:: EXERCISE MATERIALS
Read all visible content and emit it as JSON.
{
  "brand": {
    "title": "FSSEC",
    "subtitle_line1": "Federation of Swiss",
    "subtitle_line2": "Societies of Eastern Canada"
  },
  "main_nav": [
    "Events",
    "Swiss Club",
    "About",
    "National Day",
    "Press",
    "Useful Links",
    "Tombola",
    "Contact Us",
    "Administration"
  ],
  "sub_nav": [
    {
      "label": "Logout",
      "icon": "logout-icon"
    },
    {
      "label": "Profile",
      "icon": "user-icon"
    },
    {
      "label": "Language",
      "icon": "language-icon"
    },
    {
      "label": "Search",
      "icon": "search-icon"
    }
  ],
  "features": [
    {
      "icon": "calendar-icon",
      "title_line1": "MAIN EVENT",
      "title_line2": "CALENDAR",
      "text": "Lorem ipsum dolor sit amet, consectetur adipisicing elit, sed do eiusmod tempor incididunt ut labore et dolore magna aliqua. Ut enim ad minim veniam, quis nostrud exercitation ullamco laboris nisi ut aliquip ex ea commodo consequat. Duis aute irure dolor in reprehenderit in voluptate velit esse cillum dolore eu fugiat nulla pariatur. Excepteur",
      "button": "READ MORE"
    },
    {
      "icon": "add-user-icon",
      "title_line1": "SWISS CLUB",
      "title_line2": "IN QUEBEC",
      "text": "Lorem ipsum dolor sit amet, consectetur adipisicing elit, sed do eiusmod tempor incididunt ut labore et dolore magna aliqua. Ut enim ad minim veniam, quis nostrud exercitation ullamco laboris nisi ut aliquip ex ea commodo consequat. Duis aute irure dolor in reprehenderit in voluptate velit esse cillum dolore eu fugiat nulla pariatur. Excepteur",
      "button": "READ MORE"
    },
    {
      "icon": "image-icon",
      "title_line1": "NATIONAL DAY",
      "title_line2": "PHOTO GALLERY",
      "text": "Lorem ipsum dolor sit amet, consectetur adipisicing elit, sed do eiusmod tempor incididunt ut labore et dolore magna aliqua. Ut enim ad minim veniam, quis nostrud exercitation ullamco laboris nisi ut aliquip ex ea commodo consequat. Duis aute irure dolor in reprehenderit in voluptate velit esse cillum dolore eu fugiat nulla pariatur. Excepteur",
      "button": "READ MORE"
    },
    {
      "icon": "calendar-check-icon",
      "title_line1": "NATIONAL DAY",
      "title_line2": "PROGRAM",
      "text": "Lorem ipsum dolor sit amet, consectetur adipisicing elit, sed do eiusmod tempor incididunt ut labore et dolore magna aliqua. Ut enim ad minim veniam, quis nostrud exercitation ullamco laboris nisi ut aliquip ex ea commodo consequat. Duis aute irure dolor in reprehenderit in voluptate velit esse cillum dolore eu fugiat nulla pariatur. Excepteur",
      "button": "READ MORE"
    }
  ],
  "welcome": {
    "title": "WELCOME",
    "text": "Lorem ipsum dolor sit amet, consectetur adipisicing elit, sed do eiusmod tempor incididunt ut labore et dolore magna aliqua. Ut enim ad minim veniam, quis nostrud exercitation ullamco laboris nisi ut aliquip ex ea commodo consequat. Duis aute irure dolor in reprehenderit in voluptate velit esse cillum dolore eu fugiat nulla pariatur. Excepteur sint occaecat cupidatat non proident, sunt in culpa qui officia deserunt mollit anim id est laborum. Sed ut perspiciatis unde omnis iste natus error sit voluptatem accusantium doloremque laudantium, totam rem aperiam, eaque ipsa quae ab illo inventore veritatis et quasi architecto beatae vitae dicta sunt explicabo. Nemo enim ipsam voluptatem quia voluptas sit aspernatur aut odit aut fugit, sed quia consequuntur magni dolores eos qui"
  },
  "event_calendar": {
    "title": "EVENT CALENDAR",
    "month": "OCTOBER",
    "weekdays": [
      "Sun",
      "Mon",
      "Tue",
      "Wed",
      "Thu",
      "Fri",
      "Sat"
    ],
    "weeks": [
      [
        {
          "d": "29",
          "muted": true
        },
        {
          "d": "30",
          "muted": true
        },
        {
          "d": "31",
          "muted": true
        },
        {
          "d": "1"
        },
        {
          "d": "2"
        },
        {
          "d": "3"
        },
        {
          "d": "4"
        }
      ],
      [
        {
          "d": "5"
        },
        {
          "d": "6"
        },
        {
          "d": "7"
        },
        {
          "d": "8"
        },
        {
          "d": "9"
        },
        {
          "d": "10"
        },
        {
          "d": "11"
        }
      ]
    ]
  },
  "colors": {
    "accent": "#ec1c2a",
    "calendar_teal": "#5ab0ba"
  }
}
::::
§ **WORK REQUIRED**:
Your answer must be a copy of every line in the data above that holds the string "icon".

§ **YOUR RESPONSE**:
      "icon": "logout-icon"
      "icon": "user-icon"
      "icon": "language-icon"
      "icon": "search-icon"
      "icon": "calendar-icon",
      "icon": "add-user-icon",
      "icon": "image-icon",
      "icon": "calendar-check-icon",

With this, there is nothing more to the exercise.